Supply the number of lines in the listing below in which the word "ByteToMessageDecoder" occurs, and nothing else.
----- Data extracts
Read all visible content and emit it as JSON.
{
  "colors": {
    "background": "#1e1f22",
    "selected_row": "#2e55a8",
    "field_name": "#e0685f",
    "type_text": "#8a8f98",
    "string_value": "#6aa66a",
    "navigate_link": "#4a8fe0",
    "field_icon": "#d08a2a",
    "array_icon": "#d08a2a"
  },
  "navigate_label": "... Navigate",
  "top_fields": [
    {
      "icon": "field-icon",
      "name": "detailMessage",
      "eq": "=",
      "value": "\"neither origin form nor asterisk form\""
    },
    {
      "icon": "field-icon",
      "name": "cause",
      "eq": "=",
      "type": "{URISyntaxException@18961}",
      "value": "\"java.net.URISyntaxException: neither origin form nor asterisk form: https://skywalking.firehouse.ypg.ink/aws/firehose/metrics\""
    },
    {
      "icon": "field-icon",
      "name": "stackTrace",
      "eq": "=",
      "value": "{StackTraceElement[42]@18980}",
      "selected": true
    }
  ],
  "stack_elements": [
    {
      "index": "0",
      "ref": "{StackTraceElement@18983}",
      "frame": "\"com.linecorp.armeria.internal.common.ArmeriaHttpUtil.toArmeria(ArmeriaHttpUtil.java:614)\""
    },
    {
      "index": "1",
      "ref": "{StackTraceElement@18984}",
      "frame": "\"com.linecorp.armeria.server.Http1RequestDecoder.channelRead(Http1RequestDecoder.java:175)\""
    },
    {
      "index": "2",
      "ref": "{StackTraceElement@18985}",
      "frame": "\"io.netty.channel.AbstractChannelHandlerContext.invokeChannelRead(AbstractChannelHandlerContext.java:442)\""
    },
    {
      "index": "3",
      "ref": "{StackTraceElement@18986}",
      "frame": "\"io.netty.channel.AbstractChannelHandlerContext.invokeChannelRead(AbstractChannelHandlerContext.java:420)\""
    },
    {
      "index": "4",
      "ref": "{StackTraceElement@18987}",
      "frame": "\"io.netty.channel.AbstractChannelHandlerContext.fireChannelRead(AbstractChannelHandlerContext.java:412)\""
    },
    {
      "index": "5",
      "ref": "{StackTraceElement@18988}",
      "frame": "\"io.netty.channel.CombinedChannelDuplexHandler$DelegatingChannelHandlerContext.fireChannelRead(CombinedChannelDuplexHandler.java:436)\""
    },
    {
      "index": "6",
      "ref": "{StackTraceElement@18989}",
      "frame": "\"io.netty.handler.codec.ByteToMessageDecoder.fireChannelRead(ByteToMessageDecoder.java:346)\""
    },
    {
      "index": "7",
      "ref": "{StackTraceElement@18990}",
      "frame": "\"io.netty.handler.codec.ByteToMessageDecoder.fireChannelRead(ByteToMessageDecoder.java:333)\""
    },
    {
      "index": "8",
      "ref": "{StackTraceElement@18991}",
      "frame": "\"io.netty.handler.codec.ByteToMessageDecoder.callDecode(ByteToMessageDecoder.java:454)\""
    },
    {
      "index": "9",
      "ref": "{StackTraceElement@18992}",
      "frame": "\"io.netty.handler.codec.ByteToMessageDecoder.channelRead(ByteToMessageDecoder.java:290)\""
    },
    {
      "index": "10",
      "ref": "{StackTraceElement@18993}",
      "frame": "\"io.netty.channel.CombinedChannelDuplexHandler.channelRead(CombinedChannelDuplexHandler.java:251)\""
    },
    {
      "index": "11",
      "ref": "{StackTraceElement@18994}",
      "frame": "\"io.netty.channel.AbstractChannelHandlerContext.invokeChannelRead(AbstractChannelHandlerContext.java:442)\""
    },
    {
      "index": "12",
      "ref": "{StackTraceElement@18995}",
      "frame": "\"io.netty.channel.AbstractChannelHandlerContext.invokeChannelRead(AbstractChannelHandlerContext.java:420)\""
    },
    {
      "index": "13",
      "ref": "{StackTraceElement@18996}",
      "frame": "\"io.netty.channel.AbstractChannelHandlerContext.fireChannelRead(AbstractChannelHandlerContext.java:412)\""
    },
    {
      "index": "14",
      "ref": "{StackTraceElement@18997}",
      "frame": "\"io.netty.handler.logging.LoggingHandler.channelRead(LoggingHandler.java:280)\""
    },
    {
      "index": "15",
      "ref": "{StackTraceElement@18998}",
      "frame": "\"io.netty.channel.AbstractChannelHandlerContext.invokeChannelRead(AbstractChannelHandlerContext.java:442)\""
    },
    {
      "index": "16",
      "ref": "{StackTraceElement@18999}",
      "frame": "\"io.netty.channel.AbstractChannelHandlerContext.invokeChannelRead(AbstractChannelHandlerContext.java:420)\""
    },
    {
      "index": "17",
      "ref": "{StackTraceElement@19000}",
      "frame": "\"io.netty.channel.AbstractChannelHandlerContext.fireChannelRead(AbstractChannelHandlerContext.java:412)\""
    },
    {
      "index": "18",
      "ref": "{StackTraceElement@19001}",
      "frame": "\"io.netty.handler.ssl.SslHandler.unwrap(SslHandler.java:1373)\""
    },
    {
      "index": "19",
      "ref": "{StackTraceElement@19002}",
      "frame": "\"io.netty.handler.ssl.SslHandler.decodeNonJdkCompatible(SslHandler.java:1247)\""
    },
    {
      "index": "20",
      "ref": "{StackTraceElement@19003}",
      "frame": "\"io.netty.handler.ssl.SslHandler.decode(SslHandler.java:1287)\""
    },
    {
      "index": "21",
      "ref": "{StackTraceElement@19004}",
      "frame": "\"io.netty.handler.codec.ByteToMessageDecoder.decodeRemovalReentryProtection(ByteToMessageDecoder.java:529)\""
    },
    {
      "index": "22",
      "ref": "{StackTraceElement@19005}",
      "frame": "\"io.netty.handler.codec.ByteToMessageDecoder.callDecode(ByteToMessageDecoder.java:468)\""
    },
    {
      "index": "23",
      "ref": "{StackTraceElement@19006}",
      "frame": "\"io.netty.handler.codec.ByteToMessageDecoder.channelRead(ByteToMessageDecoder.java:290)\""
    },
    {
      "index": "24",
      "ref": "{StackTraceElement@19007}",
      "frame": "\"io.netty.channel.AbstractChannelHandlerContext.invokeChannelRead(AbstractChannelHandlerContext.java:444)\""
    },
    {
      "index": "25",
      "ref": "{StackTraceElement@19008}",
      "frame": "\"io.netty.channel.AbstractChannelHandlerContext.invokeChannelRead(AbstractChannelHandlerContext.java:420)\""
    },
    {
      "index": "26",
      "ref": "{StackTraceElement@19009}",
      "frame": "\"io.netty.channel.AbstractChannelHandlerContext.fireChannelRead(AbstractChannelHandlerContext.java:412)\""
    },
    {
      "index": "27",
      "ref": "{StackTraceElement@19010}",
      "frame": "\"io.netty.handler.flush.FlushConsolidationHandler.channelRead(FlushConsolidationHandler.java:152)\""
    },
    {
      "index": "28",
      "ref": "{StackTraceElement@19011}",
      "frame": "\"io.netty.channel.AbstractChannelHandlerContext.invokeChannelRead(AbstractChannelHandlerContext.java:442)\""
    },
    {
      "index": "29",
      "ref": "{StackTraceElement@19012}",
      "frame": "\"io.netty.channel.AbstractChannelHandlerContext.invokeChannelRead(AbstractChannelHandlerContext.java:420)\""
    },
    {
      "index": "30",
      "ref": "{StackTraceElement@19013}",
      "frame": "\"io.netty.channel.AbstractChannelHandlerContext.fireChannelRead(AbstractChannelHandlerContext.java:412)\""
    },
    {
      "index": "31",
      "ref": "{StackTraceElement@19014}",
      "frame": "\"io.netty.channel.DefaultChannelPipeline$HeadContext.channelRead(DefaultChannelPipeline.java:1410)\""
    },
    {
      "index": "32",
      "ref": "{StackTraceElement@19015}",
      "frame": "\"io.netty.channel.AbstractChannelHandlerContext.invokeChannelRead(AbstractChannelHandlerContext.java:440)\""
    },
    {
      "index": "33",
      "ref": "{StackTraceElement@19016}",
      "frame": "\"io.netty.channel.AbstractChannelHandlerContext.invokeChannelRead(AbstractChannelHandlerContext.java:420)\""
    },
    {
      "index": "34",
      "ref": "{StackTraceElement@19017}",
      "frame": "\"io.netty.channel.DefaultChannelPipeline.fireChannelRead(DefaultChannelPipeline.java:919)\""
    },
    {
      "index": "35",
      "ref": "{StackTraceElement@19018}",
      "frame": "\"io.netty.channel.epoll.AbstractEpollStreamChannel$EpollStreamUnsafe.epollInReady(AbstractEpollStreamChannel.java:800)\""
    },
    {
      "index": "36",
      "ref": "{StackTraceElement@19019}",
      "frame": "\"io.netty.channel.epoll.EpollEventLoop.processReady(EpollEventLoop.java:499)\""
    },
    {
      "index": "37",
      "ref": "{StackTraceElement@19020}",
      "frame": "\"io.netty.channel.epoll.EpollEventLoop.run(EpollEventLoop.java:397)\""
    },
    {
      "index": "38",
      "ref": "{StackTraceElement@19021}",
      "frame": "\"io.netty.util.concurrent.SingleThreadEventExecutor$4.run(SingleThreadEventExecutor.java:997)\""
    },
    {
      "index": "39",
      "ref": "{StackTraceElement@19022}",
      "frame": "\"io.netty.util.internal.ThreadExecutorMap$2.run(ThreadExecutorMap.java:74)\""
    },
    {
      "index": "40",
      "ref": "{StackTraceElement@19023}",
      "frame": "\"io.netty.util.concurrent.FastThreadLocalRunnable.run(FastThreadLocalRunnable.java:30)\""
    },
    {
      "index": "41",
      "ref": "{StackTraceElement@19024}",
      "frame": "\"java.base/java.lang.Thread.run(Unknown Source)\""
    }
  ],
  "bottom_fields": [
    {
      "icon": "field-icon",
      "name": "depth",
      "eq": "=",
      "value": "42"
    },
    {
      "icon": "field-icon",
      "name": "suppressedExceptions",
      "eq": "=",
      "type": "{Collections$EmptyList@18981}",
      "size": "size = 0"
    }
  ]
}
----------
→ **Worked solution**:
7